> Data about app and page elements
* * *

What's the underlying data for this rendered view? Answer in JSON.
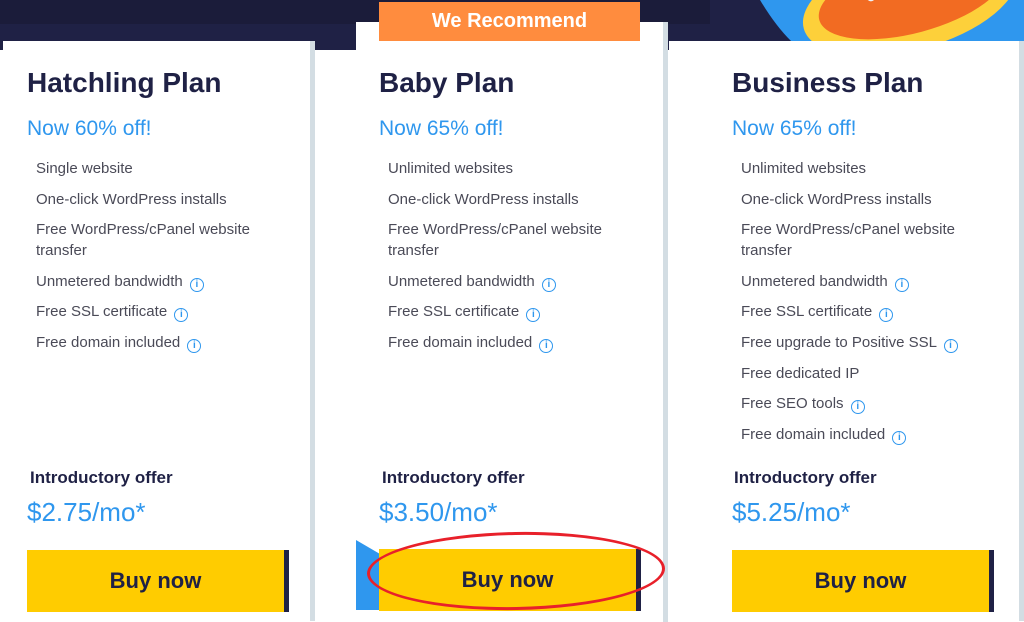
{
  "badge": "We Recommend",
  "plans": [
    {
      "title": "Hatchling Plan",
      "discount": "Now 60% off!",
      "features": [
        {
          "text": "Single website",
          "info": false
        },
        {
          "text": "One-click WordPress installs",
          "info": false
        },
        {
          "text": "Free WordPress/cPanel website transfer",
          "info": false
        },
        {
          "text": "Unmetered bandwidth",
          "info": true
        },
        {
          "text": "Free SSL certificate",
          "info": true
        },
        {
          "text": "Free domain included",
          "info": true
        }
      ],
      "intro": "Introductory offer",
      "price": "$2.75/mo*",
      "button": "Buy now"
    },
    {
      "title": "Baby Plan",
      "discount": "Now 65% off!",
      "features": [
        {
          "text": "Unlimited websites",
          "info": false
        },
        {
          "text": "One-click WordPress installs",
          "info": false
        },
        {
          "text": "Free WordPress/cPanel website transfer",
          "info": false
        },
        {
          "text": "Unmetered bandwidth",
          "info": true
        },
        {
          "text": "Free SSL certificate",
          "info": true
        },
        {
          "text": "Free domain included",
          "info": true
        }
      ],
      "intro": "Introductory offer",
      "price": "$3.50/mo*",
      "button": "Buy now",
      "recommended": true
    },
    {
      "title": "Business Plan",
      "discount": "Now 65% off!",
      "features": [
        {
          "text": "Unlimited websites",
          "info": false
        },
        {
          "text": "One-click WordPress installs",
          "info": false
        },
        {
          "text": "Free WordPress/cPanel website transfer",
          "info": false
        },
        {
          "text": "Unmetered bandwidth",
          "info": true
        },
        {
          "text": "Free SSL certificate",
          "info": true
        },
        {
          "text": "Free upgrade to Positive SSL",
          "info": true
        },
        {
          "text": "Free dedicated IP",
          "info": false
        },
        {
          "text": "Free SEO tools",
          "info": true
        },
        {
          "text": "Free domain included",
          "info": true
        }
      ],
      "intro": "Introductory offer",
      "price": "$5.25/mo*",
      "button": "Buy now"
    }
  ],
  "info_glyph": "i",
  "colors": {
    "navy": "#1f2145",
    "accent_blue": "#2f97ee",
    "badge_orange": "#ff8c3e",
    "button_yellow": "#ffcc00",
    "annotation_red": "#e8202a"
  }
}
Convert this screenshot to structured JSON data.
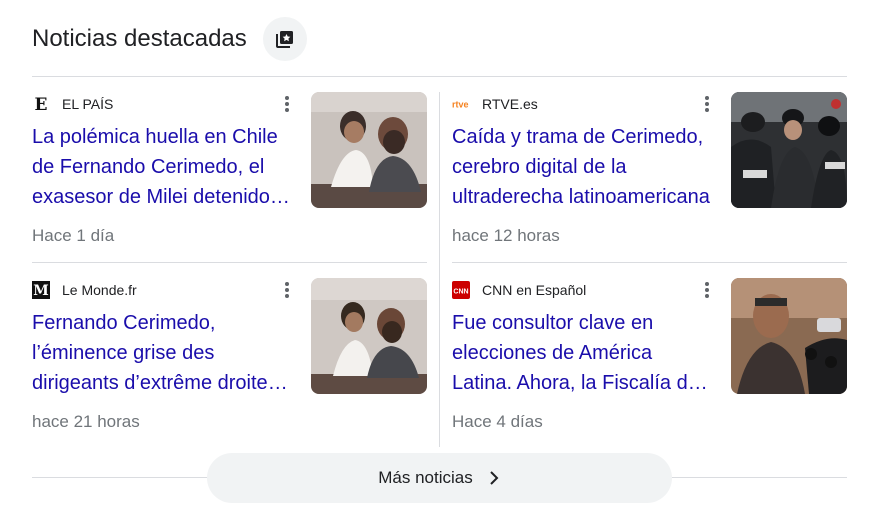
{
  "header": {
    "title": "Noticias destacadas",
    "icon": "saved-stories-icon"
  },
  "cards": [
    {
      "source": "EL PAÍS",
      "logo_icon": "el-pais-logo",
      "headline": "La polémica huella en Chile de Fernando Cerimedo, el exasesor de Milei detenido por ser el cerebro de una red",
      "time": "Hace 1 día",
      "thumb_icon": "photo-two-men-behind-glass"
    },
    {
      "source": "RTVE.es",
      "logo_icon": "rtve-logo",
      "headline": "Caída y trama de Cerimedo, cerebro digital de la ultraderecha latinoamericana",
      "time": "hace 12 horas",
      "thumb_icon": "photo-police-escort"
    },
    {
      "source": "Le Monde.fr",
      "logo_icon": "le-monde-logo",
      "headline": "Fernando Cerimedo, l’éminence grise des dirigeants d’extrême droite d’Amérique latine",
      "time": "hace 21 horas",
      "thumb_icon": "photo-two-men-behind-glass"
    },
    {
      "source": "CNN en Español",
      "logo_icon": "cnn-logo",
      "headline": "Fue consultor clave en elecciones de América Latina. Ahora, la Fiscalía de Chile lo acusa",
      "time": "Hace 4 días",
      "thumb_icon": "photo-man-with-microphones"
    }
  ],
  "more_news": {
    "label": "Más noticias",
    "icon": "chevron-right-icon"
  },
  "colors": {
    "headline": "#1a0dab",
    "meta": "#70757a",
    "divider": "#dadce0",
    "pill": "#f1f3f4",
    "rtve_orange": "#f58220",
    "cnn_red": "#cc0000"
  }
}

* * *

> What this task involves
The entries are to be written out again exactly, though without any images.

> Exercise output
What's the underlying data for this rendered view? Answer in JSON.
{
  "badge": "We Recommend",
  "plans": [
    {
      "title": "Hatchling Plan",
      "discount": "Now 60% off!",
      "features": [
        {
          "text": "Single website",
          "info": false
        },
        {
          "text": "One-click WordPress installs",
          "info": false
        },
        {
          "text": "Free WordPress/cPanel website transfer",
          "info": false
        },
        {
          "text": "Unmetered bandwidth",
          "info": true
        },
        {
          "text": "Free SSL certificate",
          "info": true
        },
        {
          "text": "Free domain included",
          "info": true
        }
      ],
      "intro": "Introductory offer",
      "price": "$2.75/mo*",
      "button": "Buy now"
    },
    {
      "title": "Baby Plan",
      "discount": "Now 65% off!",
      "features": [
        {
          "text": "Unlimited websites",
          "info": false
        },
        {
          "text": "One-click WordPress installs",
          "info": false
        },
        {
          "text": "Free WordPress/cPanel website transfer",
          "info": false
        },
        {
          "text": "Unmetered bandwidth",
          "info": true
        },
        {
          "text": "Free SSL certificate",
          "info": true
        },
        {
          "text": "Free domain included",
          "info": true
        }
      ],
      "intro": "Introductory offer",
      "price": "$3.50/mo*",
      "button": "Buy now",
      "recommended": true
    },
    {
      "title": "Business Plan",
      "discount": "Now 65% off!",
      "features": [
        {
          "text": "Unlimited websites",
          "info": false
        },
        {
          "text": "One-click WordPress installs",
          "info": false
        },
        {
          "text": "Free WordPress/cPanel website transfer",
          "info": false
        },
        {
          "text": "Unmetered bandwidth",
          "info": true
        },
        {
          "text": "Free SSL certificate",
          "info": true
        },
        {
          "text": "Free upgrade to Positive SSL",
          "info": true
        },
        {
          "text": "Free dedicated IP",
          "info": false
        },
        {
          "text": "Free SEO tools",
          "info": true
        },
        {
          "text": "Free domain included",
          "info": true
        }
      ],
      "intro": "Introductory offer",
      "price": "$5.25/mo*",
      "button": "Buy now"
    }
  ],
  "info_glyph": "i",
  "colors": {
    "navy": "#1f2145",
    "accent_blue": "#2f97ee",
    "badge_orange": "#ff8c3e",
    "button_yellow": "#ffcc00",
    "annotation_red": "#e8202a"
  }
}
Convert this screenshot to structured JSON data.
{
  "header": {
    "title": "Noticias destacadas",
    "icon": "saved-stories-icon"
  },
  "cards": [
    {
      "source": "EL PAÍS",
      "logo_icon": "el-pais-logo",
      "headline": "La polémica huella en Chile de Fernando Cerimedo, el exasesor de Milei detenido por ser el cerebro de una red",
      "time": "Hace 1 día",
      "thumb_icon": "photo-two-men-behind-glass"
    },
    {
      "source": "RTVE.es",
      "logo_icon": "rtve-logo",
      "headline": "Caída y trama de Cerimedo, cerebro digital de la ultraderecha latinoamericana",
      "time": "hace 12 horas",
      "thumb_icon": "photo-police-escort"
    },
    {
      "source": "Le Monde.fr",
      "logo_icon": "le-monde-logo",
      "headline": "Fernando Cerimedo, l’éminence grise des dirigeants d’extrême droite d’Amérique latine",
      "time": "hace 21 horas",
      "thumb_icon": "photo-two-men-behind-glass"
    },
    {
      "source": "CNN en Español",
      "logo_icon": "cnn-logo",
      "headline": "Fue consultor clave en elecciones de América Latina. Ahora, la Fiscalía de Chile lo acusa",
      "time": "Hace 4 días",
      "thumb_icon": "photo-man-with-microphones"
    }
  ],
  "more_news": {
    "label": "Más noticias",
    "icon": "chevron-right-icon"
  },
  "colors": {
    "headline": "#1a0dab",
    "meta": "#70757a",
    "divider": "#dadce0",
    "pill": "#f1f3f4",
    "rtve_orange": "#f58220",
    "cnn_red": "#cc0000"
  }
}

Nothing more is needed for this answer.